This project addresses the investigation of innovative redox materials based on non-stoichiometric metal oxides as chemical intermediates. Two kinds of oxygen ion-conducting oxides are proposed, involving perovskite (ABO3) and ceria-based fluorite compounds (MxCe1-xO2), applied to solar fuel production. The novel class of materials based on perovskite structure is today emerging as a very promising option for solar thermochemical application. Sustained research efforts are required to evaluate their potential compared to conventional ceria-based materials (originally published by the project coordinator) and to integrate them in solar thermochemical fuel production processes. The research will first focus on the synthesis and characterization of redox active materials based on perovskite and fluorite structures suitable for H2O and CO2 splitting, and the determination of their thermochemical performance for fuel production. The O2 releasing thermal reduction and the H2O/CO2-splitting reactions will be studied with special emphasis on the oxygen storage capacities and exchange capabilities, reaction kinetics and chemical activity, as well as stability of thermochemical performance upon cycling. The best performing and stable materials will then be selected for the development of macroporous structures and dense membranes with enhanced transport properties for their integration in suitable solar reactors. Accordingly, two innovative solar reactor prototypes will be designed, constructed, tested and modelled to optimise operating conditions, chemical conversions, and thermal efficiencies. The developed solar reactors will be based on two very different concepts and operation modes: (1) monolithic porous structures with enhanced surface area for gas-solid reactions and efficient solar radiation absorption (temperature-swing redox cycling), and (2) mixed ionic-electronic conducting membranes for isothermal and continuous operation. The reactors will be simulated with models that couple transport processes, radiative heat transfer, and chemical reaction. One key objective of this project is the on-sun demonstration of the H2O/CO2-splitting process in the prototype reactors that will be experimentally studied to compare their performance concerning reaction yields, fuel production rates and solar-to-fuel energy conversion efficiencies.

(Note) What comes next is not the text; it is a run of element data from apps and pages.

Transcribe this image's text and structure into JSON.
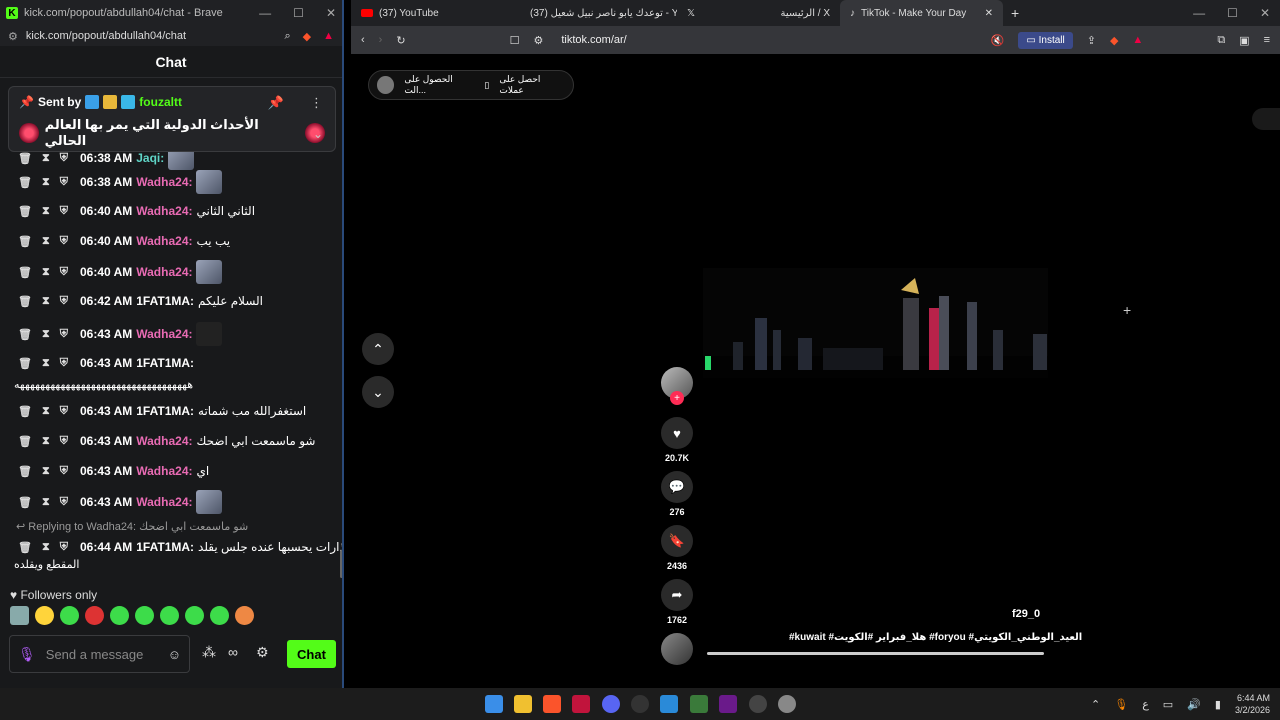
{
  "kick_window": {
    "title": "kick.com/popout/abdullah04/chat - Brave",
    "url": "kick.com/popout/abdullah04/chat",
    "chat_title": "Chat"
  },
  "pinned": {
    "sent_by_label": "Sent by",
    "username": "fouzaltt",
    "message": "الأحداث الدولية التي يمر بها العالم الحالي"
  },
  "messages": [
    {
      "time": "06:38 AM",
      "user": "Jaqi:",
      "text": ""
    },
    {
      "time": "06:38 AM",
      "user": "Wadha24:",
      "text": ""
    },
    {
      "time": "06:40 AM",
      "user": "Wadha24:",
      "text": "الثاني الثاني"
    },
    {
      "time": "06:40 AM",
      "user": "Wadha24:",
      "text": "يب يب"
    },
    {
      "time": "06:40 AM",
      "user": "Wadha24:",
      "text": ""
    },
    {
      "time": "06:42 AM",
      "user": "1FAT1MA:",
      "text": "السلام عليكم"
    },
    {
      "time": "06:43 AM",
      "user": "Wadha24:",
      "text": ""
    },
    {
      "time": "06:43 AM",
      "user": "1FAT1MA:",
      "text": ""
    },
    {
      "time": "06:43 AM",
      "user": "1FAT1MA:",
      "text": "استغفرالله مب شماته"
    },
    {
      "time": "06:43 AM",
      "user": "Wadha24:",
      "text": "شو ماسمعت ابي اضحك"
    },
    {
      "time": "06:43 AM",
      "user": "Wadha24:",
      "text": "اي"
    },
    {
      "time": "06:43 AM",
      "user": "Wadha24:",
      "text": ""
    },
    {
      "time": "06:44 AM",
      "user": "1FAT1MA:",
      "text": "انذارات يحسبها عنده جلس يقلد"
    }
  ],
  "long_haha": "ههههههههههههههههههههههههههههههههههه",
  "wrap_line": "المقطع ويقلده",
  "replying": "Replying to Wadha24: شو ماسمعت ابي اضحك",
  "followers_only": "Followers only",
  "input_placeholder": "Send a message",
  "chat_button": "Chat",
  "browser": {
    "tabs": [
      "(37) YouTube",
      "(37) توعدك يابو ناصر نبيل شعيل - YouTube",
      "الرئيسية / X",
      "TikTok - Make Your Day"
    ],
    "url": "tiktok.com/ar/",
    "install": "Install"
  },
  "tiktok": {
    "pill_items": [
      "احصل على عملات",
      "الحصول على الت..."
    ],
    "likes": "20.7K",
    "comments": "276",
    "saves": "2436",
    "shares": "1762",
    "author": "f29_0",
    "description": "#kuwait #هلا_فبراير #الكويت #foryou #العيد_الوطني_الكويتي"
  },
  "taskbar": {
    "lang": "ع",
    "time": "6:44 AM",
    "date": "3/2/2026"
  }
}
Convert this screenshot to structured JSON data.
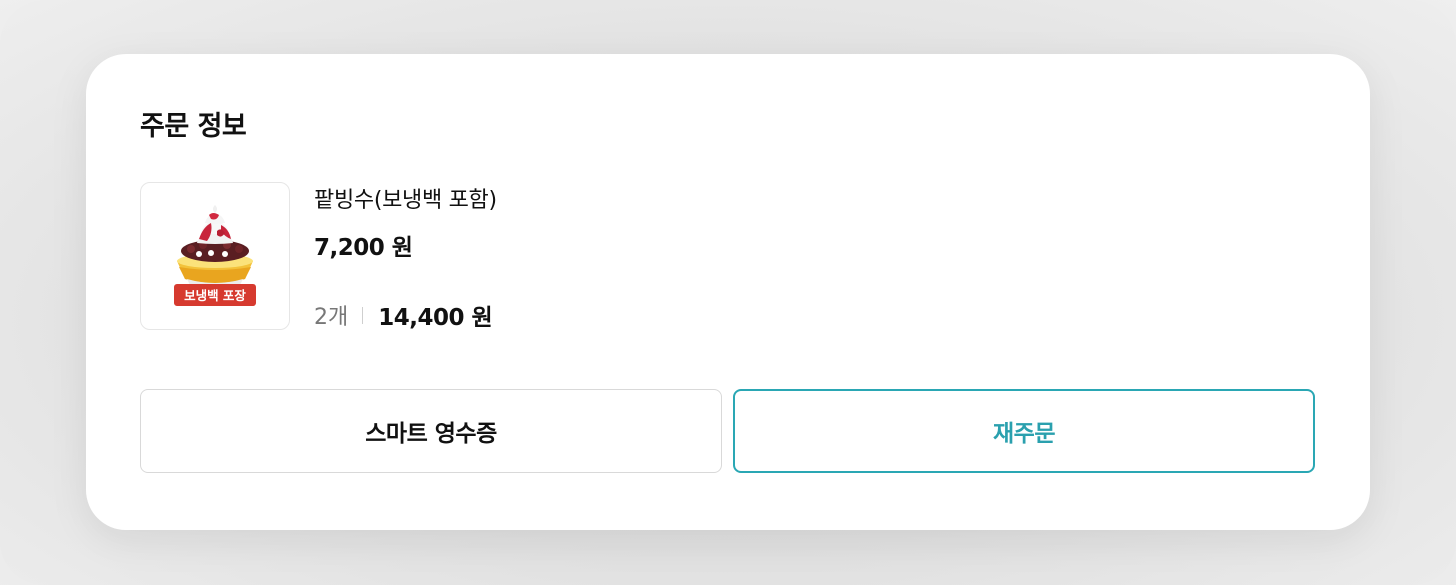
{
  "order_info": {
    "title": "주문 정보",
    "item": {
      "name": "팥빙수(보냉백 포함)",
      "unit_price": "7,200 원",
      "quantity": "2개",
      "total_price": "14,400 원",
      "image_badge": "보냉백 포장",
      "image_icon": "bingsu-icon"
    }
  },
  "actions": {
    "receipt_label": "스마트 영수증",
    "reorder_label": "재주문"
  },
  "colors": {
    "accent": "#2aa7b4",
    "badge": "#d63a2f"
  }
}
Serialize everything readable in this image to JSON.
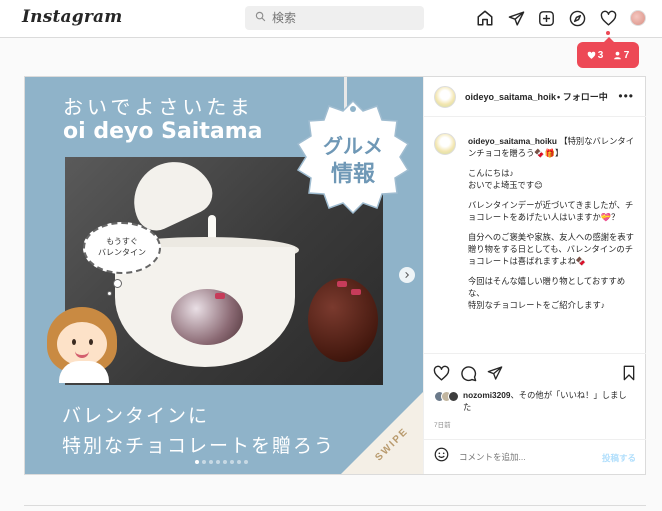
{
  "brand": {
    "logo_text": "Instagram"
  },
  "search": {
    "placeholder": "検索"
  },
  "nav": {
    "icons": [
      "home-icon",
      "direct-icon",
      "new-post-icon",
      "explore-icon",
      "activity-heart-icon",
      "profile-avatar"
    ]
  },
  "notifications": {
    "likes": "3",
    "follows": "7",
    "color": "#ed4956"
  },
  "post": {
    "media": {
      "title_jp": "おいでよさいたま",
      "title_en": "oi deyo Saitama",
      "badge_line1": "グルメ",
      "badge_line2": "情報",
      "bubble_line1": "もうすぐ",
      "bubble_line2": "バレンタイン",
      "bottom_line1": "バレンタインに",
      "bottom_line2": "特別なチョコレートを贈ろう",
      "swipe": "SWIPE",
      "slide_count": 8,
      "active_slide": 1
    },
    "header": {
      "username": "oideyo_saitama_hoik",
      "follow": "• フォロー中"
    },
    "caption": {
      "username": "oideyo_saitama_hoiku",
      "first_line": "【特別なバレンタインチョコを贈ろう🍫🎁】",
      "paragraphs": [
        "こんにちは♪\nおいでよ埼玉です😊",
        "バレンタインデーが近づいてきましたが、チョコレートをあげたい人はいますか💝？",
        "自分へのご褒美や家族、友人への感謝を表す贈り物をする日としても、バレンタインのチョコレートは喜ばれますよね🍫",
        "今回はそんな嬉しい贈り物としておすすめな、\n特別なチョコレートをご紹介します♪"
      ]
    },
    "likes": {
      "user": "nozomi3209",
      "text": "、その他が「いいね！」しました"
    },
    "time": "7日前",
    "comment": {
      "placeholder": "コメントを追加...",
      "post_label": "投稿する"
    }
  }
}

Monsieur Stéphane ABANADES (Laboratoire Procédés, Matériaux et Energie Solaire)
The author of this summary is the project coordinator, who is responsible for the content of this summary. The ANR declines any responsibility as for its contents.
PROMES-CNRS Laboratoire Procédés, Matériaux et Energie Solaire
IEM Institut Européen des Membranes
CERAMIQUES TECHNIQUES INDUSTRIELLES
Help of the ANR 467,042 euros
Beginning and duration of the scientific project: October 2016 - 48 Months